> THE PROBLEM: Your task is to gather the lines below that hold the string "color".

___

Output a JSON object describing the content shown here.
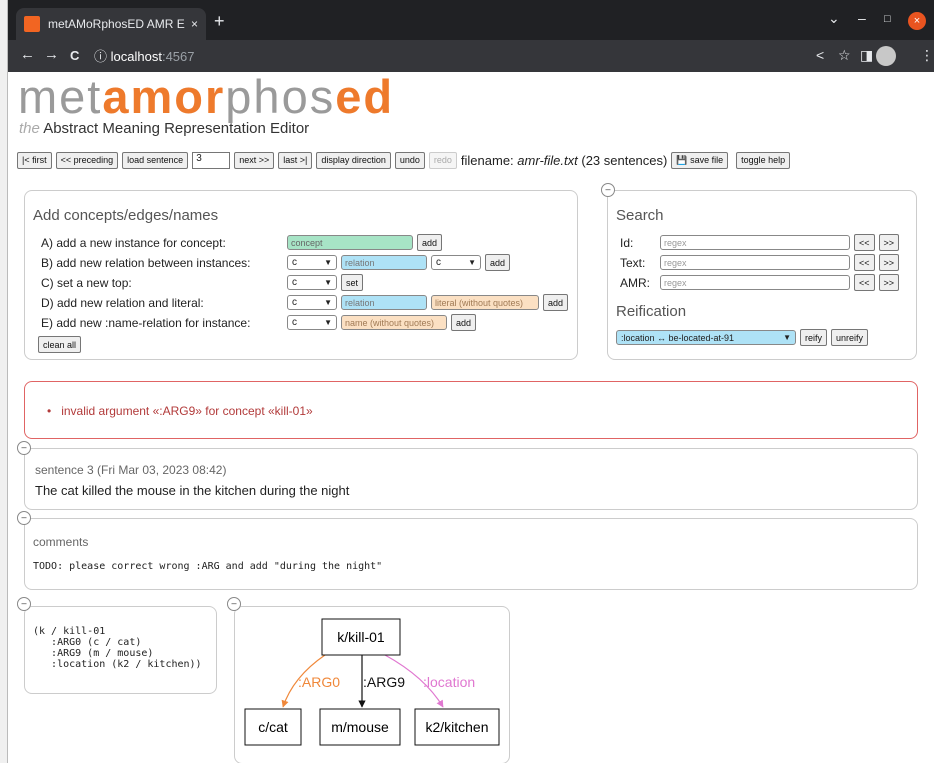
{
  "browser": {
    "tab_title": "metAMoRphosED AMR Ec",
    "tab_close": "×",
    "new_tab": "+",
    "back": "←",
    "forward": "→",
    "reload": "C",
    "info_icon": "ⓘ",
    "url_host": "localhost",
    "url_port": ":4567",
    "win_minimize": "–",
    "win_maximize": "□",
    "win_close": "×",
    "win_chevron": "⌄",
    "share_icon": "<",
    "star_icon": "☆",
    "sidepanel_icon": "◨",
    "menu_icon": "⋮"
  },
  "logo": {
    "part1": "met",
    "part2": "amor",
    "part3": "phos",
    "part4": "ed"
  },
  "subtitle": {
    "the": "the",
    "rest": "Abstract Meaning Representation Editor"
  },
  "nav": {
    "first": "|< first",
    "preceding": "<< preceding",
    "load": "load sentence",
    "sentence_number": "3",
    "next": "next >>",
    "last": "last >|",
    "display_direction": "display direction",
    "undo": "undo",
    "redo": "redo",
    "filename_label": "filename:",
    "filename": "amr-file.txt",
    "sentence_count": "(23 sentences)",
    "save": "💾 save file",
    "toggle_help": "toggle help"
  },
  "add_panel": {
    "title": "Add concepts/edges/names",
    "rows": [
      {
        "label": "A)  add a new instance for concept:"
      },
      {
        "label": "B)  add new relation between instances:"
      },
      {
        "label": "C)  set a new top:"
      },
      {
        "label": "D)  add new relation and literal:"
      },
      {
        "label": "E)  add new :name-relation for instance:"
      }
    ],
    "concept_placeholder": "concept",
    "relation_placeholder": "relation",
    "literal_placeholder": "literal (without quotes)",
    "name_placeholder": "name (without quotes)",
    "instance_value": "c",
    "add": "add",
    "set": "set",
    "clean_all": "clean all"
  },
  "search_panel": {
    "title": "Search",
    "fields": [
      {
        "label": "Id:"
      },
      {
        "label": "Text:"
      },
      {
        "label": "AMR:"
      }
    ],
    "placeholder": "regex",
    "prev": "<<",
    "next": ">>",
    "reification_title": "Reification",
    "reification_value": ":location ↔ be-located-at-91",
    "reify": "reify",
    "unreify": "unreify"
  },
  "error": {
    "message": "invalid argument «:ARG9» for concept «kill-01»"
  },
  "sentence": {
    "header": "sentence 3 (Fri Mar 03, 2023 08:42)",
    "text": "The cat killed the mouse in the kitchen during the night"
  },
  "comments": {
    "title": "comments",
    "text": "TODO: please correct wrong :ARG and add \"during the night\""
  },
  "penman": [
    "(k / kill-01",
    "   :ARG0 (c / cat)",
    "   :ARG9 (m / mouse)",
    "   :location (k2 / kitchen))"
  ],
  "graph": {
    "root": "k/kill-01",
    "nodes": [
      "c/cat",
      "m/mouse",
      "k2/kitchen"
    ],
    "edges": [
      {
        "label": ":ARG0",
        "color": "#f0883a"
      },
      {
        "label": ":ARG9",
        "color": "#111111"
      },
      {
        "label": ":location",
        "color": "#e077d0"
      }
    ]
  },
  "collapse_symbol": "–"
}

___

> ANSWER SECTION:
        "color": "#f0883a"
        "color": "#111111"
        "color": "#e077d0"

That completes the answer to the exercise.